In every special season at Ohio State, there has been a defining moment, a game along the way that tests the hearts of both the Buckeyes and their fans.
In the 2014 march to the College Football Playoff title it came at Penn State, a double-overtime thriller that ended with a sack by OSU’s Joey Bosa.
In the 2002 run to the BCS championship, the signature victory was a 10-6 triumph on Nov. 9 at Purdue, won on Craig Krenzel’s 37-yard touchdown pass to Michael Jenkins with 1:36 left. But co-captain Mike Doss cited Game 4, a four-point escape against Cincinnati at Paul Brown Stadium as the turning point.
Saturday night’s 30-23 overtime victory over No. 8 Wisconsin in Camp Randall Stadium might have been another one of those games.
It is still too soon to tell if the 2016 Buckeyes have what it takes to capture a second national title in three years. In the first half against Wisconsin, No. 2 Ohio State’s offense sputtered, and its defense was gashed for 170 yards rushing. Going back to the previous game against Indiana, the OSU passing attack struggled for six quarters before finding its rhythm. Coach Urban Meyer told the Big Ten Network that he was P.O.ed at halftime, and he didn’t use those words.
“I came in there, and I was ready to tear into people,” Meyer said. “Then I looked, and there were a bunch of professionals going about their business.”

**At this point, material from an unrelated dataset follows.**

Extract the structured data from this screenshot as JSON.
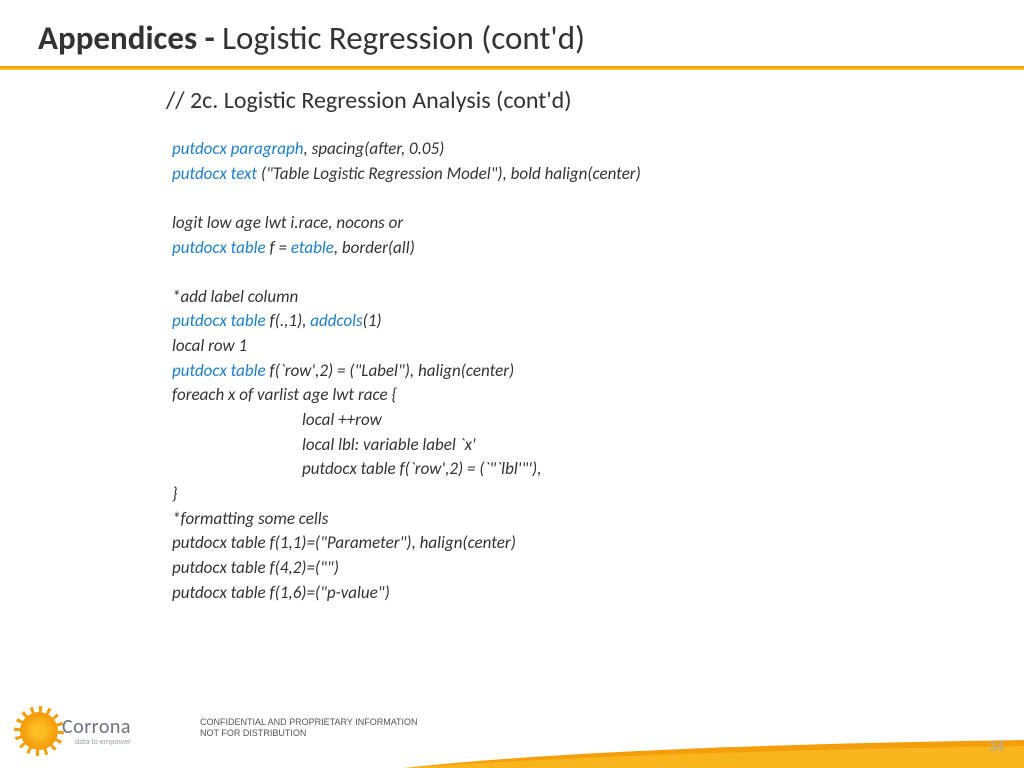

With the adjustments, OSU scored two touchdowns before the fourth quarter was a minute old and outgained Wisconsin 118 yards to 11 in the third quarter.
Ohio State’s victory ended on a sack, this one a team assault as junior defensive end Tyquan Lewis dropped the Badgers’ Alex Hornibrook for an 11-yard loss. Sophomore receiver Noah Brown scored the game-winning touchdown on a 7-yard pass from J.T. Barrett on third-and-2 and Meyer noted how Brown is becoming Barrett’s go-to target inside the 20.
Meyer called the Buckeyes’ 45-24 road victory over then-No. 14 Oklahoma on Sept. 17 a “coming of age game” for a team that returned only six starters.
But that one didn’t ever feel like the Buckeyes were in dire straits. Against the Badgers, the Buckeyes fell behind 10-0 with 6:17 left in the first quarter.
“There were some indicators that it was going to be a bad ending, but on the sideline you couldn’t tell,” Meyer said.
That’s why players and coaches left Camp Randall in a torrential thunderstorm feeling that the victory that sent them to 6-0, 3-0 in the Big Ten, meant more.
“From watching what Ohio State’s done with a game like this in the past, a game like this at this particular time of the year is perfect,” said freshman defensive end Nick Bosa, Joey’s brother. “Perfect to bring us closer and show we can go against adversity. I think it will help us in the future.”
Defensive coordinator Luke Fickell said the young Buckeyes got to see “what they’re really made of” against the Badgers.
“They get to see how they react and respond in real tough situations,” Fickell said. “Nobody does a better job than our program of putting these guys in tough situations, whether it’s in the winter, whether it’s in fall camp. But you can’t be put in this kind of situation, on the road in a hostile environment when you’re not playing well, and you’ve just got to find a way.
“This is a growing moment for us. We’ll get a lot better because of this; we’ll get a lot closer because of this, and ultimately it will make us a better team.”
Barrett didn’t want to compare the victory to the one against Penn State in 2014, but junior right guard Billy Price thinks it was similar.
The Buckeyes saved their best for overtime. But Fickell still referred to “outside influences,” perhaps fearing they will get overconfident as national praise comes from all sides.
“The reality is we’ve got to keep doing it. As we have more success and things happen, the brotherhood is going to be stronger and stronger as long as we don’t allow the outside influences to affect us,” Fickell said. “I don’t think there’s a guy out there that thought they played the best game they could have, but they know that they fought together and realized they need one another.”
Price felt the growing brotherhood, too.
“There’s an incredible trust and chemistry on this team right now,” Price said. “It’s not just between the offense and the offensive line and the quarterbacks, it’s between everybody. Everybody wants to get on that field and put in for this team. That’s something you can’t put a price on. It goes to show who we are as people.
“The defense gets a stop, and the offense is all hyped up ready to go. When I come off the field, Nick Bosa, Sam Hubbard, all those guys are standing there congratulating us, ‘Way to dominate.’ You can’t put words on what that means.”
But with six regular-season games remaining, including Saturday night’s at Penn State, Price didn’t want to overstate the effects of the victory at Wisconsin. That might come in hindsight, perhaps in January.
“It’s another step on our journey,” Price said.
ABOUT THE WRITER Marla Ridenour is a columnist for the Akron Beacon Journal.